Supplied records:
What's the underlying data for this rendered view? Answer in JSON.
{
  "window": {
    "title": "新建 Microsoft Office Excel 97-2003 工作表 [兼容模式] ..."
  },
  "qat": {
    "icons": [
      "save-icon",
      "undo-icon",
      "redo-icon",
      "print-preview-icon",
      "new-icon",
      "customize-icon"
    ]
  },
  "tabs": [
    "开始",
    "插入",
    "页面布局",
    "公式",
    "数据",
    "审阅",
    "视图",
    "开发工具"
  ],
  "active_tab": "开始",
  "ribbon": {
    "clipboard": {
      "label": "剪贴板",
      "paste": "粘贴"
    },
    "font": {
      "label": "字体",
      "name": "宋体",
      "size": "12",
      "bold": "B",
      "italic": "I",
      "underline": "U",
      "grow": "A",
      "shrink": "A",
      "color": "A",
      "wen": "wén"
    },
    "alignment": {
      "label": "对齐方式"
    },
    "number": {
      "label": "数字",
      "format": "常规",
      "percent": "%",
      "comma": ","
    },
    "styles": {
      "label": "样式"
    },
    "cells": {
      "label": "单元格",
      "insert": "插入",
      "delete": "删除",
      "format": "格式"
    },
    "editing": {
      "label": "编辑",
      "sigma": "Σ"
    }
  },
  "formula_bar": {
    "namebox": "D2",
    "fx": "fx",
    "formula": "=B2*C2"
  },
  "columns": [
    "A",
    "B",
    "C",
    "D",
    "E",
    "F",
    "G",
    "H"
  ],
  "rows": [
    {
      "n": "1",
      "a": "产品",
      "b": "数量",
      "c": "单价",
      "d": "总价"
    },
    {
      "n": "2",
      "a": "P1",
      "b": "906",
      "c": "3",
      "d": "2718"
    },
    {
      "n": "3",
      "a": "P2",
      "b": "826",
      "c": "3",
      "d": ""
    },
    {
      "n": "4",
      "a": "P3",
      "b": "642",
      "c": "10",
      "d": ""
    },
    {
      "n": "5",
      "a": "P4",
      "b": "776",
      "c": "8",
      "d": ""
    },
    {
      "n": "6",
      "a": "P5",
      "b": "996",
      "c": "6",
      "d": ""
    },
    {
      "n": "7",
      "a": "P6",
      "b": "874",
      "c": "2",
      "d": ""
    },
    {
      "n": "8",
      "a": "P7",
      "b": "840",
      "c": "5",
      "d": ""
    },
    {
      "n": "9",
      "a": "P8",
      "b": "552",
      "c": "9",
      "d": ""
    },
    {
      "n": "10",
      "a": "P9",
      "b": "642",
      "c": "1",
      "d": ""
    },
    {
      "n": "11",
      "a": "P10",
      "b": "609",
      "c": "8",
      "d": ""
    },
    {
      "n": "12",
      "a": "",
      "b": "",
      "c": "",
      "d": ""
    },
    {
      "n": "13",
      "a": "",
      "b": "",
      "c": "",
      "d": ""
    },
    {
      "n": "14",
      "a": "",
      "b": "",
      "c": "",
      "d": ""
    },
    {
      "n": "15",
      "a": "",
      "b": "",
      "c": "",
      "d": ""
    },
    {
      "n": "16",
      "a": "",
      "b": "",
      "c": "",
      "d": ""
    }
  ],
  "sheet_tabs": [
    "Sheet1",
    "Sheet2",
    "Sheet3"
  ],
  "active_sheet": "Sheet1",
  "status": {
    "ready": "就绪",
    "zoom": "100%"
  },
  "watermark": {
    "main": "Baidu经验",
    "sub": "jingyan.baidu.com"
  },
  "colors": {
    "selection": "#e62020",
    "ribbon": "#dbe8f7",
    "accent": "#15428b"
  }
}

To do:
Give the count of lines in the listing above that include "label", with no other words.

Final answer:
7